Journal: Current Treatment Options In Neurology, Volume 10, Issue 1, Jan 2008

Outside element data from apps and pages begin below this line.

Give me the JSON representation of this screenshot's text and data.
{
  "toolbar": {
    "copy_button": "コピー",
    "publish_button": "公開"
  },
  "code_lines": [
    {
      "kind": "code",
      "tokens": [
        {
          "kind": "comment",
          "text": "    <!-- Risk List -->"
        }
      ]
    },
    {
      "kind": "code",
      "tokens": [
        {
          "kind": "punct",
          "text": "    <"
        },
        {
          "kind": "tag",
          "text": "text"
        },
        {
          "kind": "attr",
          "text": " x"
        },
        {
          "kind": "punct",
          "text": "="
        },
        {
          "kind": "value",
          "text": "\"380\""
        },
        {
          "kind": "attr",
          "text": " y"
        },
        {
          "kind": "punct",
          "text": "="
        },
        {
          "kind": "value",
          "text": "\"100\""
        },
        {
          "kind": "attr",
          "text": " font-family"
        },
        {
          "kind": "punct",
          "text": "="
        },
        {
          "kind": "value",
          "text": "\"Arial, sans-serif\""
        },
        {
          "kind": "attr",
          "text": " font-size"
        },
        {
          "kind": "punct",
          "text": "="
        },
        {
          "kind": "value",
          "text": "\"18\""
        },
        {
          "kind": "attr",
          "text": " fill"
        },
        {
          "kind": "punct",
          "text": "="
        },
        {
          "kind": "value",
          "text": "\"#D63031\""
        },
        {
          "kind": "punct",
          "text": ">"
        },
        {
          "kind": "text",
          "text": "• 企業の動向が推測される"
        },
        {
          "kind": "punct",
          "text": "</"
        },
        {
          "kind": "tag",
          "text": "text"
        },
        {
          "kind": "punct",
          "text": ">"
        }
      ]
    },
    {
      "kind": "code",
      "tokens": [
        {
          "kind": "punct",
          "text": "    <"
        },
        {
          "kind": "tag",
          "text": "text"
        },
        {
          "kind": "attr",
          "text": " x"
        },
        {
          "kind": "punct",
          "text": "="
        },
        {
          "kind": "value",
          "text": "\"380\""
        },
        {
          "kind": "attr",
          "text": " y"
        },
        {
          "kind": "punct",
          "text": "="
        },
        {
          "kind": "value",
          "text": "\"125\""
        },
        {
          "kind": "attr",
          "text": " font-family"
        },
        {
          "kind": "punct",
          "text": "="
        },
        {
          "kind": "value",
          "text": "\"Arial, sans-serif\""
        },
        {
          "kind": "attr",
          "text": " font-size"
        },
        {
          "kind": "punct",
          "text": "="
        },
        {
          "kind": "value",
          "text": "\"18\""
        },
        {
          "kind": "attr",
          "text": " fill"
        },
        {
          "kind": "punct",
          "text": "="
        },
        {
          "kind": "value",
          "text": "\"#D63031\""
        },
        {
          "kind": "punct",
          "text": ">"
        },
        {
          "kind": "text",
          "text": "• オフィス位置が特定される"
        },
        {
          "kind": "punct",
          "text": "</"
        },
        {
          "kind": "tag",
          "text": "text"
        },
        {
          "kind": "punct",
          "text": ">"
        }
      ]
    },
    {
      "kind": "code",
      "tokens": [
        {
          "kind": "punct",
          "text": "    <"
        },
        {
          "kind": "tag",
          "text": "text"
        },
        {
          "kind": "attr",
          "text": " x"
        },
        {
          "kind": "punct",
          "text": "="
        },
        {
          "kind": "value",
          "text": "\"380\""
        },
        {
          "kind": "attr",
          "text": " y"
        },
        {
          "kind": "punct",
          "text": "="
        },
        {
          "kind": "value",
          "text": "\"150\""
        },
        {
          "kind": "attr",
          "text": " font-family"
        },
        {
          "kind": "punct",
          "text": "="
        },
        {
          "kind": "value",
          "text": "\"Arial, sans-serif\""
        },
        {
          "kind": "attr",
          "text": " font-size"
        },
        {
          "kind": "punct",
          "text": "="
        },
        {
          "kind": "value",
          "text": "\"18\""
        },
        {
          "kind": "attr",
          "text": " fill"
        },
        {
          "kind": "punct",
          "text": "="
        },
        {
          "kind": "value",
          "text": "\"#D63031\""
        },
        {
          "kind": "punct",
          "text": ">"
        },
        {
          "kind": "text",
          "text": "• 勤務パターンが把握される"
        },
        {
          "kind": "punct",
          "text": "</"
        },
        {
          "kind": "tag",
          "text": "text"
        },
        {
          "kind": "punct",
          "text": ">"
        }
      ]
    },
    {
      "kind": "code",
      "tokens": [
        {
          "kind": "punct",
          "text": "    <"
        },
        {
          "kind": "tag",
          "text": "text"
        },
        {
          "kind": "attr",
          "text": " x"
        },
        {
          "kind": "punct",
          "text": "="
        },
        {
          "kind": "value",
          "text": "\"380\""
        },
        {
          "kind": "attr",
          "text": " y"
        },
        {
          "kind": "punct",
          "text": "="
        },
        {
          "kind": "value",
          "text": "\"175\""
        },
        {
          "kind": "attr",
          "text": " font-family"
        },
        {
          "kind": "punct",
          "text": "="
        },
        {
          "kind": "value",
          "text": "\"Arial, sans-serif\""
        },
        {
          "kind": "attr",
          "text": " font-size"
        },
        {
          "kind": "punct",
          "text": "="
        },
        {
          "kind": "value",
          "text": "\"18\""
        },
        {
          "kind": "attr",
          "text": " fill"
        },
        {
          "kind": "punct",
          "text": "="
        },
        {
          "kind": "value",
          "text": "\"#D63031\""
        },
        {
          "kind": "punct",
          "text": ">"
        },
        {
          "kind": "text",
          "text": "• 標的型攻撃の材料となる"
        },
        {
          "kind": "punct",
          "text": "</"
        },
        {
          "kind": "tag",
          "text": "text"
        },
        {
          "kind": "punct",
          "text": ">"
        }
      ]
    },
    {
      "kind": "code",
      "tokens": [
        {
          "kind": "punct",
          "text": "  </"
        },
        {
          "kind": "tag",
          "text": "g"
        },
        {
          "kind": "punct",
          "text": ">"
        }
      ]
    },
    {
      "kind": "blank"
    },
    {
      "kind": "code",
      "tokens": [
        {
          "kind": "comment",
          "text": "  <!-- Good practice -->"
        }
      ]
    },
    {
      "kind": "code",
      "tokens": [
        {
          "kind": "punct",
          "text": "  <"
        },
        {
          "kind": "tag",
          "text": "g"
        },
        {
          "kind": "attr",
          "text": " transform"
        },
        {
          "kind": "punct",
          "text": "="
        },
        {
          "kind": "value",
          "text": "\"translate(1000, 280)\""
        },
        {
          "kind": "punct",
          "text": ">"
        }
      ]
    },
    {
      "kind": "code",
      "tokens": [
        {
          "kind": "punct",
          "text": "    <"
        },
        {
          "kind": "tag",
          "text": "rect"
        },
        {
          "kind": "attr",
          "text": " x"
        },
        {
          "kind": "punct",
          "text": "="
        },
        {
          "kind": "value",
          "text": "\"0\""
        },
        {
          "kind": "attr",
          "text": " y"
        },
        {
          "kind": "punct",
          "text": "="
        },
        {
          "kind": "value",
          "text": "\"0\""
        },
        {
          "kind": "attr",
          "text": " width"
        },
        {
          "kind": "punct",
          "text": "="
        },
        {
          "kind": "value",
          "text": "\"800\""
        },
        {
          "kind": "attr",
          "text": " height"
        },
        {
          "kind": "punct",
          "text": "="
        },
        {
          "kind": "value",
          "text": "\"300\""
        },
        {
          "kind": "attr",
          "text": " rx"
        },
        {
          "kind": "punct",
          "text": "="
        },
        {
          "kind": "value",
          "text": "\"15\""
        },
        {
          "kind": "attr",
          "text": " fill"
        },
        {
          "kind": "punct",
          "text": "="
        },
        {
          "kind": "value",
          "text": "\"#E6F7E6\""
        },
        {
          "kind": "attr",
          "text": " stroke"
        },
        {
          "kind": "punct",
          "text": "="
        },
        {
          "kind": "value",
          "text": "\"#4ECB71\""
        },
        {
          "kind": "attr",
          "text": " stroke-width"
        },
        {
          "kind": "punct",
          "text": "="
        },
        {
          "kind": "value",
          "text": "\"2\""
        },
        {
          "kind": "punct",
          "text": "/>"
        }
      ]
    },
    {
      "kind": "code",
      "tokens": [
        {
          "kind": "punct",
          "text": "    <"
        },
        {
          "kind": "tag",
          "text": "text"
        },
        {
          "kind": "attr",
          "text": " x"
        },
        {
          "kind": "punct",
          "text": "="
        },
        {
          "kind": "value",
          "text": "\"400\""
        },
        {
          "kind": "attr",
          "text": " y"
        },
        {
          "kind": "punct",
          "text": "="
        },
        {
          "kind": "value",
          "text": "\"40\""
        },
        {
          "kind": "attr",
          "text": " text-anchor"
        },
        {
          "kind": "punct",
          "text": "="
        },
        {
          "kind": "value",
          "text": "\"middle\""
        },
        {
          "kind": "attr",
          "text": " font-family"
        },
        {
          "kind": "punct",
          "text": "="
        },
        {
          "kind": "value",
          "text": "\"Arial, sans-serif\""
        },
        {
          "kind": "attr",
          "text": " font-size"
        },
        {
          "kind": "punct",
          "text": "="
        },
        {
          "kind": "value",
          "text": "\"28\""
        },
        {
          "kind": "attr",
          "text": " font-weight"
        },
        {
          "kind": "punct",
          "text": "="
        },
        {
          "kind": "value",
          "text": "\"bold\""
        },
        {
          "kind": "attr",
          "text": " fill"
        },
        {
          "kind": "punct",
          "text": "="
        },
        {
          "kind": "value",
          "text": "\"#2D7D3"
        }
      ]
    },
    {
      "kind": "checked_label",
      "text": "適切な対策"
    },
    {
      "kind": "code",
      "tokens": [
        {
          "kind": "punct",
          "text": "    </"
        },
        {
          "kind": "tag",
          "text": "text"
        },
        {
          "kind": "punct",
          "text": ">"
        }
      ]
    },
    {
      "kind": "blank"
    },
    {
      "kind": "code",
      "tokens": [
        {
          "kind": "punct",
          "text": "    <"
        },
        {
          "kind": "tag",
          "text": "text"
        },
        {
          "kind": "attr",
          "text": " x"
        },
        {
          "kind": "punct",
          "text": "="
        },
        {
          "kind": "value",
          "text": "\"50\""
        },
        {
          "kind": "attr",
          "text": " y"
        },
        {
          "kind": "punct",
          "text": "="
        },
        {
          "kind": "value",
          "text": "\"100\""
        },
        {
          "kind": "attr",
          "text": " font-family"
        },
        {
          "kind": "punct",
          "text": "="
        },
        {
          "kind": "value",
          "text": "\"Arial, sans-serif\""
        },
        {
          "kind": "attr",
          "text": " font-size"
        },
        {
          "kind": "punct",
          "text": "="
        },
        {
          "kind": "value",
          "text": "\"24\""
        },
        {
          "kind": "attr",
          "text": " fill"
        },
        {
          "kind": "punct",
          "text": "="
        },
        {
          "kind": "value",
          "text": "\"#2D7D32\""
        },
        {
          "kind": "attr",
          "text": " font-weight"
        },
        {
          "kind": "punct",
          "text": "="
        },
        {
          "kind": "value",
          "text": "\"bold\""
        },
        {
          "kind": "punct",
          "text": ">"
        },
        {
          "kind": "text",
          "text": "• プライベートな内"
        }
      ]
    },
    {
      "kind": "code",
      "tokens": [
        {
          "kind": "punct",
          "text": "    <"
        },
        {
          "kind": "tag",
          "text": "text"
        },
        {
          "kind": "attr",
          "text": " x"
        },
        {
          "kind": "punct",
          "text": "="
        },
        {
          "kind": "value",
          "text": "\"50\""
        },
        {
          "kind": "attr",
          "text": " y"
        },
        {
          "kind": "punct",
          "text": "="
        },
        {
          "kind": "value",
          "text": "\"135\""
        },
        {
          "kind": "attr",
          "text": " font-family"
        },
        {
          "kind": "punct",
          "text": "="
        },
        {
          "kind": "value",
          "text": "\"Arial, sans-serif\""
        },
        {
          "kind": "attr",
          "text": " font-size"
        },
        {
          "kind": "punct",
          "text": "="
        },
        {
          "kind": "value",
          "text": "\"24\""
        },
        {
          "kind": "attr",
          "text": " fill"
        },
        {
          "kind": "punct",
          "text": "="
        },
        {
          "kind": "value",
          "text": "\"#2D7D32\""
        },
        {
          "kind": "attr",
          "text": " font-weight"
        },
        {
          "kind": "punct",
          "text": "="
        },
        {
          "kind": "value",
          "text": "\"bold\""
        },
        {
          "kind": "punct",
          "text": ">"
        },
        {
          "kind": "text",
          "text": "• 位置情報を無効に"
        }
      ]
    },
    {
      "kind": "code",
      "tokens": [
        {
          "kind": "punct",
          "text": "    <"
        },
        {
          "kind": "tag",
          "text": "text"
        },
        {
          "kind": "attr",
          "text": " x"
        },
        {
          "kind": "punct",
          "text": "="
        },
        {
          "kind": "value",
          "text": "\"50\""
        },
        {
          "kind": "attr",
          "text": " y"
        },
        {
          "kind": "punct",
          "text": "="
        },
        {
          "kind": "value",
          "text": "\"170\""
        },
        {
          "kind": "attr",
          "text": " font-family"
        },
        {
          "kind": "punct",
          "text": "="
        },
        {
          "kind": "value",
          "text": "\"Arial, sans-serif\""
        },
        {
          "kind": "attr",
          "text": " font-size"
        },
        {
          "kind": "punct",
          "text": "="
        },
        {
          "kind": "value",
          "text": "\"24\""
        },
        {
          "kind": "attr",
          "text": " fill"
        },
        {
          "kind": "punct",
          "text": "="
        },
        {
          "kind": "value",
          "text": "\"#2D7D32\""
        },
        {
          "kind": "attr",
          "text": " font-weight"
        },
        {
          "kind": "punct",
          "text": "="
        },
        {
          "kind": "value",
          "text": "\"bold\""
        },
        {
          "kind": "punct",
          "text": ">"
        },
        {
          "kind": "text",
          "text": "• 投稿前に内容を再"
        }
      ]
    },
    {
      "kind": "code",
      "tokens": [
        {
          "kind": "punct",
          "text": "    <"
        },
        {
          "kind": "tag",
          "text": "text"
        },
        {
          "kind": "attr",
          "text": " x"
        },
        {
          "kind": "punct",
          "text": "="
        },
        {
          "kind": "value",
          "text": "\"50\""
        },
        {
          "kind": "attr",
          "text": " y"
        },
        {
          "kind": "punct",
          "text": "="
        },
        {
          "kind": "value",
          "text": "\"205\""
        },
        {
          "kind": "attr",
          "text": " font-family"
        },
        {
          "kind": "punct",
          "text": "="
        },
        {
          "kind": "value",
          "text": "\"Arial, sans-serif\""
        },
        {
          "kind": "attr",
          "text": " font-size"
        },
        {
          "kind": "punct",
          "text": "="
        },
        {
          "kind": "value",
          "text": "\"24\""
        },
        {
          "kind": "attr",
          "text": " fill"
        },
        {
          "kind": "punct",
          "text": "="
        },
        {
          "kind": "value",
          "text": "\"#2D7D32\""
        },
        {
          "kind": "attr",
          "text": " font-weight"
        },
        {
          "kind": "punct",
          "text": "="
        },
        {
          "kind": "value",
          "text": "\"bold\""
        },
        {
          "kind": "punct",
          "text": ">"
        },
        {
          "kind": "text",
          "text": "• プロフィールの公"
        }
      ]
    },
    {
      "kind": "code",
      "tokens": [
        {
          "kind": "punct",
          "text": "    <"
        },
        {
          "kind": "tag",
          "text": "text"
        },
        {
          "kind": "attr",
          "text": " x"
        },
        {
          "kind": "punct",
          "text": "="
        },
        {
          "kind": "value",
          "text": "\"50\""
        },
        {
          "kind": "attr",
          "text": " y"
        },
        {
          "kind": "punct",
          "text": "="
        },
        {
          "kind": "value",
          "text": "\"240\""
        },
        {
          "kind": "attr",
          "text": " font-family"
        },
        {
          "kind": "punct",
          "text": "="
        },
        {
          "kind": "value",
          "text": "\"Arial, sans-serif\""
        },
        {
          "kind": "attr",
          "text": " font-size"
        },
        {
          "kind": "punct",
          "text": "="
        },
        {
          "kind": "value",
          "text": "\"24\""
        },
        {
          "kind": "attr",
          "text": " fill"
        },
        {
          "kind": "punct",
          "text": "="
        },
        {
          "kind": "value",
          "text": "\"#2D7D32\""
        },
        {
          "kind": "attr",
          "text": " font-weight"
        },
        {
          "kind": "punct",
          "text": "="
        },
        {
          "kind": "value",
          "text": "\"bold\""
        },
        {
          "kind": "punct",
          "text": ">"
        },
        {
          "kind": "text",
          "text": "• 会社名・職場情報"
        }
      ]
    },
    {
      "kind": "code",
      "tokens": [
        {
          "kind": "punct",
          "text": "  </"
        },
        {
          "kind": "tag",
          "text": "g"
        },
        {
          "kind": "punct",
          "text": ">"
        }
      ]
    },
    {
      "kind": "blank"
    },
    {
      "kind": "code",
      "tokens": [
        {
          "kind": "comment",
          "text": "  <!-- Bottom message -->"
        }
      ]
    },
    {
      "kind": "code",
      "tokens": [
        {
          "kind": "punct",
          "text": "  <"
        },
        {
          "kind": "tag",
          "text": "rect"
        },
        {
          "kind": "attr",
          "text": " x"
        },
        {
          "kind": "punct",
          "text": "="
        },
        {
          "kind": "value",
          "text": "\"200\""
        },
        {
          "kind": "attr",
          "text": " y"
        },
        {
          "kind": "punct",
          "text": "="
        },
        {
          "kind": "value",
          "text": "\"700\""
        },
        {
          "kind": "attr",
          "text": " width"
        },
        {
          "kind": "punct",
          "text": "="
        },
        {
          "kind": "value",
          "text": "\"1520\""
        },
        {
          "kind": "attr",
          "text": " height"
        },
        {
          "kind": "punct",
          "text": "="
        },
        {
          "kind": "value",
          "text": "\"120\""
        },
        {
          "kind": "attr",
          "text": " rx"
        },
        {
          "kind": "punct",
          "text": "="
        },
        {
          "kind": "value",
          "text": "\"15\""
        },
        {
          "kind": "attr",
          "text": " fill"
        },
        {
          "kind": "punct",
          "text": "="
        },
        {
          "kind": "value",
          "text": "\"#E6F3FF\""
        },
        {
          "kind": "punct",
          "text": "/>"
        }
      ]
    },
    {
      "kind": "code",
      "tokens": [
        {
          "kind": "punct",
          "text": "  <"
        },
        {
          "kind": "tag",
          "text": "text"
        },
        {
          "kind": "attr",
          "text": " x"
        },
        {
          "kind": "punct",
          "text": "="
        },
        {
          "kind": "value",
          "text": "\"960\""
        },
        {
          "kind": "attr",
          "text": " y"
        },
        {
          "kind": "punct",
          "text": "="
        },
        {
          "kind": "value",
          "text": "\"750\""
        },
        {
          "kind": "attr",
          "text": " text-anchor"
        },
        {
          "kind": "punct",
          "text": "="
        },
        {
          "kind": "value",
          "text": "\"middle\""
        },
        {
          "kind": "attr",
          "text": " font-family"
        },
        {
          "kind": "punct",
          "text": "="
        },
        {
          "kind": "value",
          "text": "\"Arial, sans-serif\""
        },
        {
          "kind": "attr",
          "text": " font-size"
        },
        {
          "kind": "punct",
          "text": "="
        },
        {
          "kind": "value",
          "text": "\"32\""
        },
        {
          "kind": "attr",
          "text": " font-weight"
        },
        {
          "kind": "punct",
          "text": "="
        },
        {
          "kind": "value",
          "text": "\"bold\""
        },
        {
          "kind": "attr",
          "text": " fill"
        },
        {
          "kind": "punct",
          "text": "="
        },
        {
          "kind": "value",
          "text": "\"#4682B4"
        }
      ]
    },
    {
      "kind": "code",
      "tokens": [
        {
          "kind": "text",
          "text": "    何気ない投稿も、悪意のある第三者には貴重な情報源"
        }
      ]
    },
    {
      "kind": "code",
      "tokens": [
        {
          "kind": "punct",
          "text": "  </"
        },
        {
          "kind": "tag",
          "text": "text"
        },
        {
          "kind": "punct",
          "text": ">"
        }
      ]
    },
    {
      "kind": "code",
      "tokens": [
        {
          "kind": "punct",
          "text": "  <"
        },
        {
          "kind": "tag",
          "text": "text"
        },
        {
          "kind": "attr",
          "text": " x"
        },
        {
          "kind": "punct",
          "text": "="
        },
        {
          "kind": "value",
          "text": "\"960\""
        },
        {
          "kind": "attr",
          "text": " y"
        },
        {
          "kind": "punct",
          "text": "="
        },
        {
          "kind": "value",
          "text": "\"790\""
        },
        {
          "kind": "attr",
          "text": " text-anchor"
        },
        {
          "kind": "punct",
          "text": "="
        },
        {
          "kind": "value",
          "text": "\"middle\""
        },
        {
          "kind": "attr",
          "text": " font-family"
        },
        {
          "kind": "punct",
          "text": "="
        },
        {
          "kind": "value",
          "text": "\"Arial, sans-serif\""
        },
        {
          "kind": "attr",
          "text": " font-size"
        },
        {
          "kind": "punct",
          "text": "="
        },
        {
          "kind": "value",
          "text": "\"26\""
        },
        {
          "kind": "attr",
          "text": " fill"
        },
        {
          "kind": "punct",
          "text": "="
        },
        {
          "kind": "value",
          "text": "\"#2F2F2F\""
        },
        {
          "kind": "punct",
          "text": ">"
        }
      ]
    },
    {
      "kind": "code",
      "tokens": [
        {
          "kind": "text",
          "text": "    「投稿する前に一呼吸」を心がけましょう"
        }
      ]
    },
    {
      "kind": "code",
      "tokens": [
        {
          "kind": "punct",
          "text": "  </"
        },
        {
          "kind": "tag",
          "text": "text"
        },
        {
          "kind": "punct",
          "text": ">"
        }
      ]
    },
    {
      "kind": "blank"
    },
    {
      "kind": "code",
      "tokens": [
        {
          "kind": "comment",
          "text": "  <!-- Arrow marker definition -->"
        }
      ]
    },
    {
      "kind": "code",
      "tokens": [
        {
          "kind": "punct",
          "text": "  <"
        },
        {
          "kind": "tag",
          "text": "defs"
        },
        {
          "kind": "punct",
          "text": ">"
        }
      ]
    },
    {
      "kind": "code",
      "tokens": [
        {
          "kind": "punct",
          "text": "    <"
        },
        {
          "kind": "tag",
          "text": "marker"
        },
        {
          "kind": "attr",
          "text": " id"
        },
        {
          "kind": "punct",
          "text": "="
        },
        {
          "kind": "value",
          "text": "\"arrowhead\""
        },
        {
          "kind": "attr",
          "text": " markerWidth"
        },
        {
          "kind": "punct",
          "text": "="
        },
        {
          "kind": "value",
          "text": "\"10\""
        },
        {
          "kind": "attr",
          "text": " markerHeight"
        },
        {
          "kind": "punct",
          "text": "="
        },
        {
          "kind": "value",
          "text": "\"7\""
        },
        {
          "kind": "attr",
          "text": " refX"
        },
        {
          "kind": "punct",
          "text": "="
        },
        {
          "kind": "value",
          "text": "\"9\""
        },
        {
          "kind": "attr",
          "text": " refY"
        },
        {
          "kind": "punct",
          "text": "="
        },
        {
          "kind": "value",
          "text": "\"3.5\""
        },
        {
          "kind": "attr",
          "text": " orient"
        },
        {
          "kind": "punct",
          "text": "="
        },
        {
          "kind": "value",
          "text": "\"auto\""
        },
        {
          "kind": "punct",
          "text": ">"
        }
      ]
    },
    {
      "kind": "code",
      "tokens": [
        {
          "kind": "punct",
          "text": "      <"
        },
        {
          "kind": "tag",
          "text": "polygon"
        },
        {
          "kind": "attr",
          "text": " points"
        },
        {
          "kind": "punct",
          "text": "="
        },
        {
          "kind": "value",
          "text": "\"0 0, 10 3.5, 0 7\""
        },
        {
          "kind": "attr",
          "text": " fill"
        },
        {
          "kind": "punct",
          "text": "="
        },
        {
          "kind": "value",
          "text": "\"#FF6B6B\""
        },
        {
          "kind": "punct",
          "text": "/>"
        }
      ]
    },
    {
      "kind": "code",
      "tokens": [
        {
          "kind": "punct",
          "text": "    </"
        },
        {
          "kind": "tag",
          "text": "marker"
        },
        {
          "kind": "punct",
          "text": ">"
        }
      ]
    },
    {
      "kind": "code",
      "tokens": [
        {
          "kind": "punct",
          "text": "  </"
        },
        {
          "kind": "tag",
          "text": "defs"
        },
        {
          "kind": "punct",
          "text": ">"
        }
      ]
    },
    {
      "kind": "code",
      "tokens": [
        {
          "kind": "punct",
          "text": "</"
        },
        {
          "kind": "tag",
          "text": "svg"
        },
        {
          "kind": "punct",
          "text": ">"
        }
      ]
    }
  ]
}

According to a new, unifying view of the pathogenesis of Sturge-Weber syndrome and related syndromes, signs and symptoms all arise from localized primary venous dysplasia, with effects of venous hypertension transmitted to nearby areas via persisting communicating venous passageways and compensatory collateral venous channels. Port-wine stains result from a vascular disorder rather than a neural disorder. Symptoms depend upon the extent and location of the venous dysplasia. This hypothesis is supported by published data and by original observations and Doppler ultrasonographic studies of orbital venous flow in patients with the Sturge-Weber syndrome. This new understanding of underlying pathophysiology also elucidates the mechanism for tissue hypertrophy. Therapies aimed at obliterating port-wine stains to minimize the cosmetic blemish will reduce collateral venous blood-flow passageways. In some instances, this reduction may worsen blood stasis within the brain and potentially exacerbate neurologic symptoms.